On another note but still on the extended stem build, side milling cutters should only be used with heavy gloves and a heavy apron when working with metal. I was covered in thousands of needle-sharp shavings about 1/8” long from doing the rough shaping with this cutter after doing the straight cuts with the cutoff wheels. The shirt and pants I was wearing had to be washed separately from the other laundry to keep the shavings from getting on the other clothes. T-shirts are about the worst thing to wear when using one of these cutters. Just so you won’t make the same mistakes I did. It has been said a smart person learns from his mistakes, a brilliant person learns from other people’s mistakes so he won’t have to make that mistake himself (or herself). I’m offering the chance for you to be brilliant by wearing a long-sleeve woven shirt with a vinyl or leather apron to keep the shavings out of your clothes. Be super brilliant and wear over-the-elbow leather gloves to keep the shavings off your hands, too. I have said that no repair will work without a blood offering to the deities, but this won’t do it. All the shavings will do is make you hurt for a few hours, they won’t draw blood while they hurt.

There was a Sprint Cup race in MI this weekend, but I was busy building bike parts, so I have no clue who won or how the races went today, or yesterday with the CWTS supporting race. I know I missed a good race or two, but building the extended stem while I could remember how to use the tools was more important. I think I mentioned that skill sets are another thing that wanders in and back out of my brain, fortunately they tend to wander away much more slowly than my words. Anyway, race, on TV, I didn’t watch.

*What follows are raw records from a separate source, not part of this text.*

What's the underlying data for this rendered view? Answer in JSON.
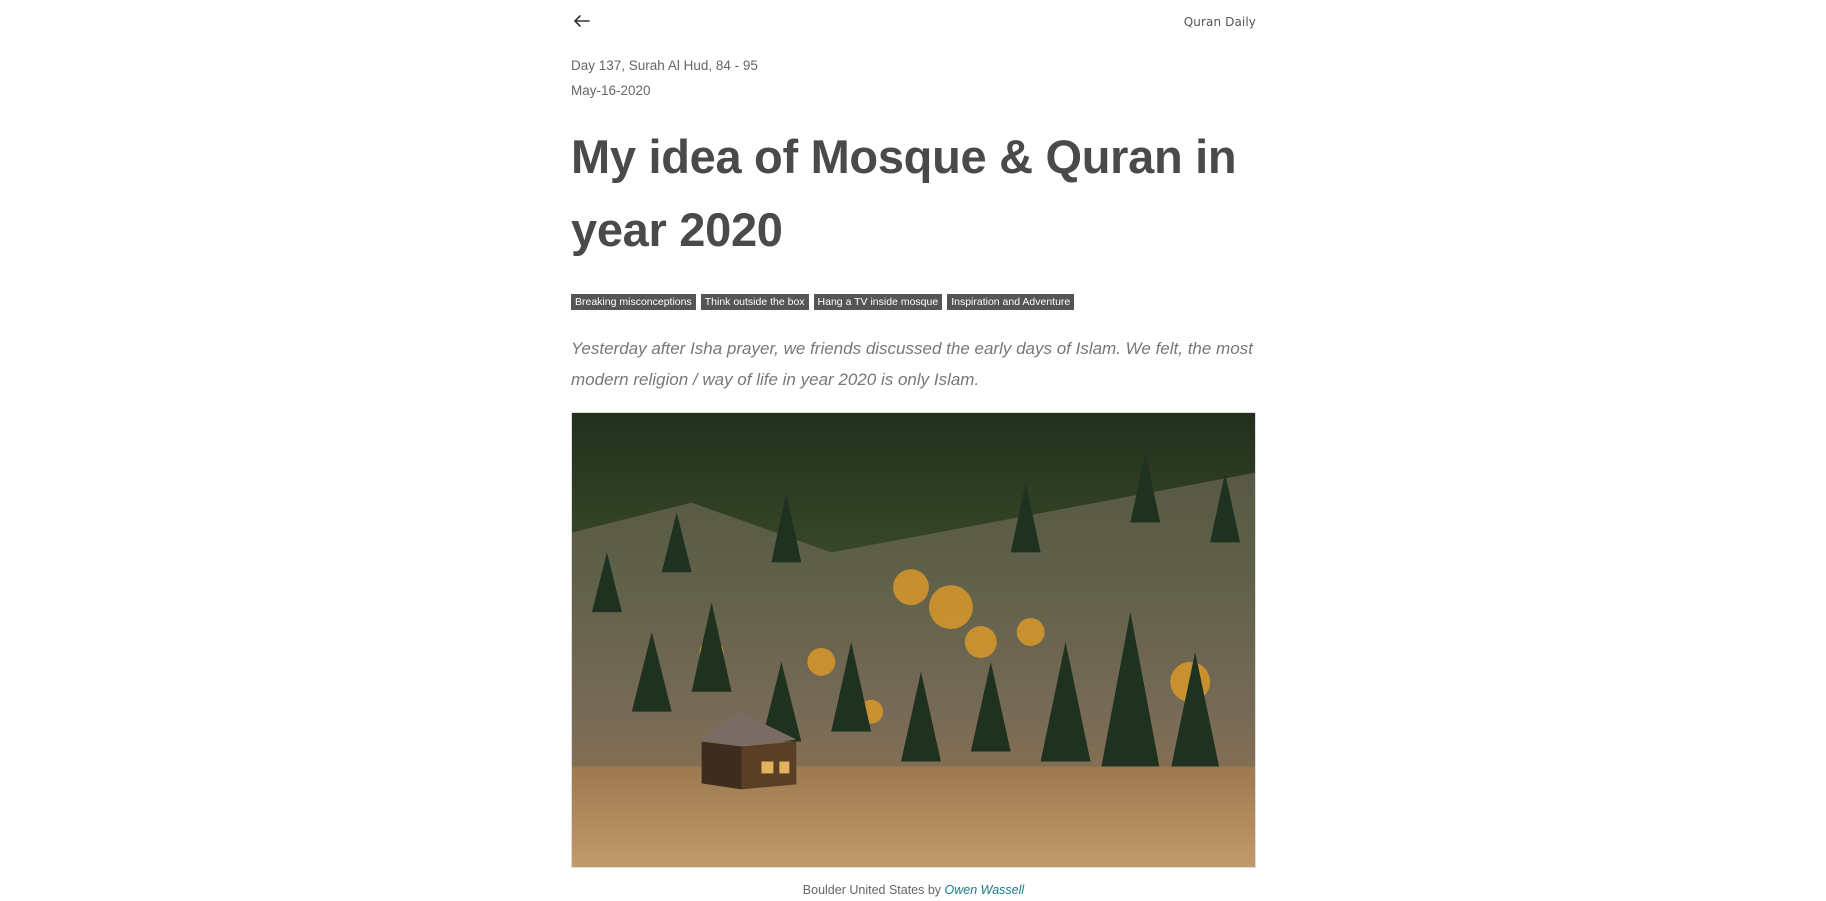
{
  "header": {
    "back_icon": "arrow-left-icon",
    "brand": "Quran Daily"
  },
  "post": {
    "day_line": "Day 137, Surah Al Hud, 84 - 95",
    "date": "May-16-2020",
    "title": "My idea of Mosque & Quran in year 2020",
    "tags": [
      "Breaking misconceptions",
      "Think outside the box",
      "Hang a TV inside mosque",
      "Inspiration and Adventure"
    ],
    "intro": "Yesterday after Isha prayer, we friends discussed the early days of Islam. We felt, the most modern religion / way of life in year 2020 is only Islam."
  },
  "photo": {
    "caption_prefix": "Boulder United States by ",
    "author": "Owen Wassell"
  },
  "colors": {
    "tag_bg": "#555555",
    "link": "#1a7a86"
  }
}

And I have changed my wish list a bit for my Death Day celebration, instead of a new string trimmer I want one of the string trimmers in the garage made functional. The motors spin, but the string reel won’t dispense fresh string anymore. Fixing one would be better than buying a new one. I still want those d6 for my RPG group sessions, but I think the string trimmer working would be more important than dice. If you aren’t close enough for fixing the trimmer the dice are cheap and mailable.

PSA, Opus the Unkillable Badass Poet